something simply resembling spam...


> As for my technology, it is a new object-oriented language, based on C
> (but distinct), although 99.9% compatible with C. Therefore I believe
> it is of value for developers currently programming in C, because they
> have everything to gain and nothing to lose. Hence why I was posting
> it on comp.lang.c. It might also be of interest to many C++
> programmers who will find in eC many of the advantages brought to more
> recent languages such as Java and C#, but staying closer to
> traditional C programming.
>


maybe.
mine, at least cosmetically, is still much closer to traditional C...

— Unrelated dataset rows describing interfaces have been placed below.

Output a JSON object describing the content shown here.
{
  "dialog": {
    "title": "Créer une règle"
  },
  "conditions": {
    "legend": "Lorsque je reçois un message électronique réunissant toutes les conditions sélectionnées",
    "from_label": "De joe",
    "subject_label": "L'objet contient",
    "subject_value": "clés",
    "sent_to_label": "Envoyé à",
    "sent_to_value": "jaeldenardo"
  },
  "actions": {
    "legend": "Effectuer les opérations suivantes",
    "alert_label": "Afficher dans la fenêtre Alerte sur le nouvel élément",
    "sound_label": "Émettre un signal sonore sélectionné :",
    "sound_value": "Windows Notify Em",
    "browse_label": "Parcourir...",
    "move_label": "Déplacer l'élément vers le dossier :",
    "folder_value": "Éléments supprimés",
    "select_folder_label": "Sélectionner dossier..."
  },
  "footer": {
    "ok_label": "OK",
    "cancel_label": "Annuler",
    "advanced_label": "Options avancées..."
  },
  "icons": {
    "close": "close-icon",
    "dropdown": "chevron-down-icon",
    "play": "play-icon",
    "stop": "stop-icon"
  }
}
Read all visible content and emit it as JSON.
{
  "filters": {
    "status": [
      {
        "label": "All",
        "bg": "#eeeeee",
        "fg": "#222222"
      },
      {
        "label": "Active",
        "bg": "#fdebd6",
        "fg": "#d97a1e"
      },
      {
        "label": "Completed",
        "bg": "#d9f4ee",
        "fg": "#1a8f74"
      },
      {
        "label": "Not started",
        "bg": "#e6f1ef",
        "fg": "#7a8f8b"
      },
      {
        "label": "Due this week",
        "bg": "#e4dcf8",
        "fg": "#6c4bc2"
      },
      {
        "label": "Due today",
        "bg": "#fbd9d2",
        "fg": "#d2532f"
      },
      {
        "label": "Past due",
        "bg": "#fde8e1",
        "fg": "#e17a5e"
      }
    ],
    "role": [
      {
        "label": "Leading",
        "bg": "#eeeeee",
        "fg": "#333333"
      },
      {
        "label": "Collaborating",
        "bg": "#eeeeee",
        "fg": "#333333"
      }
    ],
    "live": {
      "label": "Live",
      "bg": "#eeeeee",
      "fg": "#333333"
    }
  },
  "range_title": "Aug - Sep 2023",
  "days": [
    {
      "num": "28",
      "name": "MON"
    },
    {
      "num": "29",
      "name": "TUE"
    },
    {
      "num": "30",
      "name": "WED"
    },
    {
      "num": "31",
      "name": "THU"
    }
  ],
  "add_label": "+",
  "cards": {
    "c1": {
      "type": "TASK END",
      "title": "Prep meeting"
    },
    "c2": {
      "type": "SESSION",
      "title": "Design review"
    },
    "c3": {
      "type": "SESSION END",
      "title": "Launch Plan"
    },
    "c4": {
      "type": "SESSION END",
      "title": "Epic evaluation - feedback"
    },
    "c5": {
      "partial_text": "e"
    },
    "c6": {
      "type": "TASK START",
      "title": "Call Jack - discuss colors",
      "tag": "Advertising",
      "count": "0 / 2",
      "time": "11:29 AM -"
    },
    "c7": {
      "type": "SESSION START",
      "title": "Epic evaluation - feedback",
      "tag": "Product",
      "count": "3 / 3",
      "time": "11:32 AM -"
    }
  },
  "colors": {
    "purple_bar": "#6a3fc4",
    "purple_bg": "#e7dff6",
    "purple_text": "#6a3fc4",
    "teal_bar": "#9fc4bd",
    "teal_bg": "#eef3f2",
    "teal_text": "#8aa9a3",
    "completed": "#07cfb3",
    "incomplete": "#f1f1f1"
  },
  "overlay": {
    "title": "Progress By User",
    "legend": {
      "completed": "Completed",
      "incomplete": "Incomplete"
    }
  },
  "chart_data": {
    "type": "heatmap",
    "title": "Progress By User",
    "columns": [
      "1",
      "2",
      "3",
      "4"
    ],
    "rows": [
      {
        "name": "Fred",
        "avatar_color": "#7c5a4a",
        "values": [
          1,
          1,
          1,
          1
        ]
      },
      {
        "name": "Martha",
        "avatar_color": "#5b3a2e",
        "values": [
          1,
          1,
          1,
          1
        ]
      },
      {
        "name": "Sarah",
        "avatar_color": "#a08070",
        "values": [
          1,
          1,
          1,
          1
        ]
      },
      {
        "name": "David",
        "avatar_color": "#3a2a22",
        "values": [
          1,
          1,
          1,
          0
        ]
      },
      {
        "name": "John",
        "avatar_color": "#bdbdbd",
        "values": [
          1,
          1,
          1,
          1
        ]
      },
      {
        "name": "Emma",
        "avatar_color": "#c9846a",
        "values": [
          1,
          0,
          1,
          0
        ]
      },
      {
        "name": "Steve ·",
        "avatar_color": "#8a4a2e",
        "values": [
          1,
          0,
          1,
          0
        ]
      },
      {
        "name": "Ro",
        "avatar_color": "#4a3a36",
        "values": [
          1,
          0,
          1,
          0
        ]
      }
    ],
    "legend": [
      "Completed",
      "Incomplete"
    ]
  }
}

I say cosmetically, primarily making provision that the language is actually
validly backwards compatible. this is the major goal in my case, though
there are still points where my compiler lapses, so it does not fully
implement standard functionality.

for the most part, I have been going off the C99 standard, including many of
its restrictions, such as the general requirement for prototypes (I forget
if I made this a warning or error), ...


now, of course, if I added compiler extensions for dynamic typing, or an
object system, it would be a little less like traditional C (or, maybe, its
own language), but oh well.


here is an example (a test, utilizing one of the more drastic sets of
compiler extensions, well, in my compiler at present):
----
#include <stdio.h>
#include <complex.h>
#include <vecnf.h>

int main()
{
double _Complex ci, cj;
quat p, q, r;
vec3 u, v, w;
vec3 a, b, c;
float x, y, z;

#if 1
u=vec3(1,0,0);
v=vec3(0,1,0);
w=u%v;

printf("I %f %f %f %f\n", u.x, u.y, u.z, u.w);
printf("J %f %f %f %f\n", v.x, v.y, v.z, v.w);
printf("K %f %f %f %f\n", w.x, w.y, w.z, w.w);

a=vec3(3,4,5);

printf("A %f %f %f %f\n", a.x, a.y, a.z, a.w);

x=1; y=2; z=3;

x=a^u;
y=a^v;
z=a^w;

printf("%f %f %f\n", x, y, z);

ci=1+2i;
cj=ci*ci;
printf("%f %f\n", creal(ci), cimag(ci));
printf("%f %f\n", creal(cj), cimag(cj));

#endif

p=quat(3,1,0,0);
q=quat(0,5,1,-2);
r=p*q;
// r=q*p;

// p=quat(1,2,0,0);
// q=quat(1,2,0,0);
// r=p*q;

// r=qlerp(p, q, 0.5);

printf("P %g%+gi%+gj%+gk\n", p.w, p.x, p.y, p.z);
printf("Q %g%+gi%+gj%+gk\n", q.w, q.x, q.y, q.z);
printf("R %g%+gi%+gj%+gk\n", r.w, r.x, r.y, r.z);

return(0);
}


 
Reply With Quote
 
 
 
Reply

Thread Tools

Posting Rules
You may not post new threads
You may not post replies
You may not post attachments
You may not edit your posts

BB code is On
Smilies are On
[IMG] code is On
HTML code is Off
Trackbacks are On
Pingbacks are On
Refbacks are Off


Similar Threads
Thread Thread Starter Forum Replies Last Post
Re: Pythonic cross-platform GUI desingers la Interface Builder (Re: what gui designer is everyone using) Dietmar Schwertberger Python 5 06-25-2012 10:15 PM
Re: Pythonic cross-platform GUI desingers la Interface Builder (Re: what gui designer is everyone using) Dietmar Schwertberger Python 5 06-15-2012 11:35 PM
Re: Pythonic cross-platform GUI desingers la Interface Builder (Re: what gui designer is everyone using) Chris Angelico Python 1 06-14-2012 06:43 PM
C-derived OO Prog Language, Cross Platform GUI Toolkit, 2D/3D Graphics Engine Project jerstlouis@gmail.com C++ 0 10-26-2007 07:54 PM
Starting and stopping a prog. from another prog. andoni.oconchubhair@ie.fid-intl.com Java 1 10-22-2006 10:43 PM



Advertisments